The Reason
We need the faculty of our new 90% online degree to become very familiar and comfortable with the Adobe Connect environment because they will be hosting 2 classes a week in these web-conferencing meeting rooms. Only a few faculty a year will need this skill, but we have a full six year projection of the faculty who will be teaching in the program, so these faculty have also been invited and some are beginning the training now.

Shout out to Lynda.com

I prepared to do these trainings by reflecting on my experience using Adobe Connect as a participant and host and realized I needed to learn more. I used Lynda.com’s training on Adobe Connect to get a full introduction- excellent resource.

The Training Approach
I started the trainings with a very structured approach- the first three sessions were scripted and participants were limited to short application practices at the end of each session. By the fourth session, I was able to make all participants Hosts upon entering and let them play around with features as we talked about them. Happy accidents and collegial cajoling made these sessions fun and seemed to get results. We even tried out a mobile session with participants logging in with I-devices from touch to pad.

The Results
The few faculty who attended the structured training series have expressed gratitude and increased comfort levels and have also signed up to continue in weekly sandbox meetings to start brainstorming teaching ideas and experimenting with carrying those out on Adobe Connect. Additional faculty have also signed up to join.

My Opinion
The only negative experiences we had were related to bandwidth- delays that interfered with effective communication. So far, I’ve only been able to gather information on how to guide faculty and students on troubleshooting. I would rather have discovered more solutions towards prevention.

At an institutional level, we are reconsidering which web-conferencing platform to continue using. I like the features of Adobe Connect that help hosts create a learning environment beyond sharing mic, cam and screens. The training participants in my sessions were particularly interested in the reusable objects and customizable layouts as well as the breakout rooms.

Shout out to The Thiagi Group

The most creative part of this process was getting to modify Interactive Lecture ideas from Thiagi et al’s book for the online learning classroom. For example:

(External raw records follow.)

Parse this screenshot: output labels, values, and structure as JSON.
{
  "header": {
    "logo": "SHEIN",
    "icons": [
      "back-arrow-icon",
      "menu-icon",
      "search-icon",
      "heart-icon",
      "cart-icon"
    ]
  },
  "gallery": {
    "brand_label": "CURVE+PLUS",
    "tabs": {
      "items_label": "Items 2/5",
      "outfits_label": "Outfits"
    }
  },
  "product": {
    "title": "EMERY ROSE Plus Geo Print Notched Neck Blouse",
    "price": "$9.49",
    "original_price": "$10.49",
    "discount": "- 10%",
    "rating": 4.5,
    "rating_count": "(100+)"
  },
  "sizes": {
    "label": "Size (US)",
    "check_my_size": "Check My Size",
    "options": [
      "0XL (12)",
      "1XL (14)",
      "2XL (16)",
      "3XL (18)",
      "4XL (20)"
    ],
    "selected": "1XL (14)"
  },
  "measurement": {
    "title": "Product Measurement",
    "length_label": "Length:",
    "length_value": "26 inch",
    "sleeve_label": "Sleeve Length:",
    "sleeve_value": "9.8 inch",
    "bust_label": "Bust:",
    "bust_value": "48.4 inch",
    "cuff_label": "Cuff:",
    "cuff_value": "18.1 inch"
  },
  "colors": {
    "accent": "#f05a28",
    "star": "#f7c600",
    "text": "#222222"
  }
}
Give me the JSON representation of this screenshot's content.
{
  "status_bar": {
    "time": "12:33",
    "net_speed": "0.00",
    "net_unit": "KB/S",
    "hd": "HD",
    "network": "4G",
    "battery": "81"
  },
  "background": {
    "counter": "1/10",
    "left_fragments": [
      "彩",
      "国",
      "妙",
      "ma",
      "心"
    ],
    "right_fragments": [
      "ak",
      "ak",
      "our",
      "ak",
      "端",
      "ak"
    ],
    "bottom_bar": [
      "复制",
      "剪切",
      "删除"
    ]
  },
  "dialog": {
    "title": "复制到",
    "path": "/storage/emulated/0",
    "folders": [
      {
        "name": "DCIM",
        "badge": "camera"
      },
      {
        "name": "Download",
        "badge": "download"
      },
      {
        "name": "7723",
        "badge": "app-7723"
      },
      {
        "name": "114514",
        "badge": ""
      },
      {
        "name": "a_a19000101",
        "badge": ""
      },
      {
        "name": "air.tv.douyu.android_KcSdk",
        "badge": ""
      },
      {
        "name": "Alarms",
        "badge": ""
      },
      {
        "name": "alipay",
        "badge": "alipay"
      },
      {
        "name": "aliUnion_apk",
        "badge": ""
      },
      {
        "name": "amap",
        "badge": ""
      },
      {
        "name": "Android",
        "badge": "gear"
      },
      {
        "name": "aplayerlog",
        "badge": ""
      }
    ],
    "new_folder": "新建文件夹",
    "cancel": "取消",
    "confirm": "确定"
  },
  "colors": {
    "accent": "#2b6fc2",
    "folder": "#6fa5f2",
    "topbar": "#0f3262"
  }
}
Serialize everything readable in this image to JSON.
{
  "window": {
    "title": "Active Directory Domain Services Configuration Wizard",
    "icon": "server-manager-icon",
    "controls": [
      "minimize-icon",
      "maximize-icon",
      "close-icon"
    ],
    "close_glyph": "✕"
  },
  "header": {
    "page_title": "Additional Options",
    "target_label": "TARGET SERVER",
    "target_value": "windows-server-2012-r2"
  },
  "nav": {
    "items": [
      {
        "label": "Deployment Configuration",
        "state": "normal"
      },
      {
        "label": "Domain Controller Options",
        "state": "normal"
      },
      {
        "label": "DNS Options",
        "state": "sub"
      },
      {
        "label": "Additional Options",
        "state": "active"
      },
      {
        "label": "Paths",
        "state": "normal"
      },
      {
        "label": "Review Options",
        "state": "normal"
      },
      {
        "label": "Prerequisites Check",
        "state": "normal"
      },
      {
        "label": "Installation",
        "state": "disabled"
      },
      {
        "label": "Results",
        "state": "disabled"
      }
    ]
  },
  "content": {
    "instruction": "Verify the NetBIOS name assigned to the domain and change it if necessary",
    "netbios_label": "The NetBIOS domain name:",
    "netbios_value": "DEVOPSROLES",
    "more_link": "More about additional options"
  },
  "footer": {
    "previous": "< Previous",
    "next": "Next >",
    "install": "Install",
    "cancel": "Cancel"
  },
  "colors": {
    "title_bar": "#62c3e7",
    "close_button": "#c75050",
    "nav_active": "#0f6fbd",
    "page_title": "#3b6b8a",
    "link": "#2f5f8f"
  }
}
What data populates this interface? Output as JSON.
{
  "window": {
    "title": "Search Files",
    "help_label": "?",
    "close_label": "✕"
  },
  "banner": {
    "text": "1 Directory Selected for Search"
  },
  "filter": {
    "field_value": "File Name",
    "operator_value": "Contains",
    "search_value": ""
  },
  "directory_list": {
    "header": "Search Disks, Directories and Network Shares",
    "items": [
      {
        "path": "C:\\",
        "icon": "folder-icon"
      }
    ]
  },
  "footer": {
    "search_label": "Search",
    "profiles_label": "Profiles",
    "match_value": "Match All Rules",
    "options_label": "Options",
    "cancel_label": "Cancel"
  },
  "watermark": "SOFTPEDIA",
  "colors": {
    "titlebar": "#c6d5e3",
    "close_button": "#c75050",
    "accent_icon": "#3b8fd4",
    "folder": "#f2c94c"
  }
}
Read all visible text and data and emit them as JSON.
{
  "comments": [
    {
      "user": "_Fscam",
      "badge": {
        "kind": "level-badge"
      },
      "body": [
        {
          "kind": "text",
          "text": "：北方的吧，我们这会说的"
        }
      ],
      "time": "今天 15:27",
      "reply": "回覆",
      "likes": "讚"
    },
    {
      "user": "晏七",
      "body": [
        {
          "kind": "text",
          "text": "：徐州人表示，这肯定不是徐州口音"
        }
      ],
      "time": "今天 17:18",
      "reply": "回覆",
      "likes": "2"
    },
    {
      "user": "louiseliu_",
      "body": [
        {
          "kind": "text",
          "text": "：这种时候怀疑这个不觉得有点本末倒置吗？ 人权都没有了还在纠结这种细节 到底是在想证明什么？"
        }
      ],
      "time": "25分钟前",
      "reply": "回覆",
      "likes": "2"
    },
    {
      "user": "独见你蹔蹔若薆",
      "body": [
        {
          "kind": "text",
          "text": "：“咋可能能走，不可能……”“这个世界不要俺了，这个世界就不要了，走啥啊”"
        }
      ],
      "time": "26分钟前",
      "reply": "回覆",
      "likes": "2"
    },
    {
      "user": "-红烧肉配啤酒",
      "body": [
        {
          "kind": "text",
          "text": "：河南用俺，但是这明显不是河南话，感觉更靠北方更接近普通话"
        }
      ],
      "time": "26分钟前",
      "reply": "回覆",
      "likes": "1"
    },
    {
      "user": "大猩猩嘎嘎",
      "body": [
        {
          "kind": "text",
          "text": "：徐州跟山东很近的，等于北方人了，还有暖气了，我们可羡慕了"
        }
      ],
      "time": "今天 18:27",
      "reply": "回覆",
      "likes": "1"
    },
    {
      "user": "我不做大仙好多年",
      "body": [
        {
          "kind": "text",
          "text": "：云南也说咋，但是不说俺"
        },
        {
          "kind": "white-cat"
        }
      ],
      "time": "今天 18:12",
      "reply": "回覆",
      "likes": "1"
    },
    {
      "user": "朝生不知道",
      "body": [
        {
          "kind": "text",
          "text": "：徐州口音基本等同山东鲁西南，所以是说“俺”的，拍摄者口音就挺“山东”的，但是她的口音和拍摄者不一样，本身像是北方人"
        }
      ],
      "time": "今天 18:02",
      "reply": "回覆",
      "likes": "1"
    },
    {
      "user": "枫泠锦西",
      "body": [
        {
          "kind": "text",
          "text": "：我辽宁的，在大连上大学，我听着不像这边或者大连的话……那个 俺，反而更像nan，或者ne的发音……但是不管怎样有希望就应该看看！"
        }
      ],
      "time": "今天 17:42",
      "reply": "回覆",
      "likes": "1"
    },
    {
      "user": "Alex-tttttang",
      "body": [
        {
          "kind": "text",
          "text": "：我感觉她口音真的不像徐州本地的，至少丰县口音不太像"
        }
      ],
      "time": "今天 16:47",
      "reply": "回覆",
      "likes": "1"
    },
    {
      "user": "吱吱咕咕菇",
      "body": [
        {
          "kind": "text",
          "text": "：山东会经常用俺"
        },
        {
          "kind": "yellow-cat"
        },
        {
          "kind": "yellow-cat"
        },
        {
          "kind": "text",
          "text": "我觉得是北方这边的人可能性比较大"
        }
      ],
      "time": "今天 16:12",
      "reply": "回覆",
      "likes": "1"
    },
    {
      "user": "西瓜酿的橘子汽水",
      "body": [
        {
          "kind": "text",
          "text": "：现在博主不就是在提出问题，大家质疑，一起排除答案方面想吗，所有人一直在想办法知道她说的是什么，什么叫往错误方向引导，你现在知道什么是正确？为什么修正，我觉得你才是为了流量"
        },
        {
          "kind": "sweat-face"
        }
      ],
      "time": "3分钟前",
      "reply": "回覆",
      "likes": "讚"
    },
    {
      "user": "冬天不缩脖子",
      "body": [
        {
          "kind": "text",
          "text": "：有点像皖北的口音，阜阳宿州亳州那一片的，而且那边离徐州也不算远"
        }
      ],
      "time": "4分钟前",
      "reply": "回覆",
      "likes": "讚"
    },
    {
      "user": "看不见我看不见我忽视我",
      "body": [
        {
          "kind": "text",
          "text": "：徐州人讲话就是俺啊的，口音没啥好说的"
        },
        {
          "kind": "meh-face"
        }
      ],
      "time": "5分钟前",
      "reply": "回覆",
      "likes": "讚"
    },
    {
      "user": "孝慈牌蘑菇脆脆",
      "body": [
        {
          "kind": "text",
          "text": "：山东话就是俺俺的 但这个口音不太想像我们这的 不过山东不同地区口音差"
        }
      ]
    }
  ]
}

Chat Box Interrupted Lecture
·      Pause from time to time during the lecture
·      Ask a random student to “translate” the lecture into plain English
·      Useful for complex topics and with students who have high level of language skills
Set it Up
·      Create a Note explaining the activity.
·      Create a Chat box named “Plain English”
Run it
Step 1> Begin lecturing for about 5 minutes.
Step 2> Randomly select a student to type an interpretation of this segment of your lecture into the Chat box (alternatively, call on students and enable their mics/cams).
Step 3> After the interpretation, ask if other students have anything to add.
Step 4> Repeat approximately 5 times at different intervals throughout the lecture.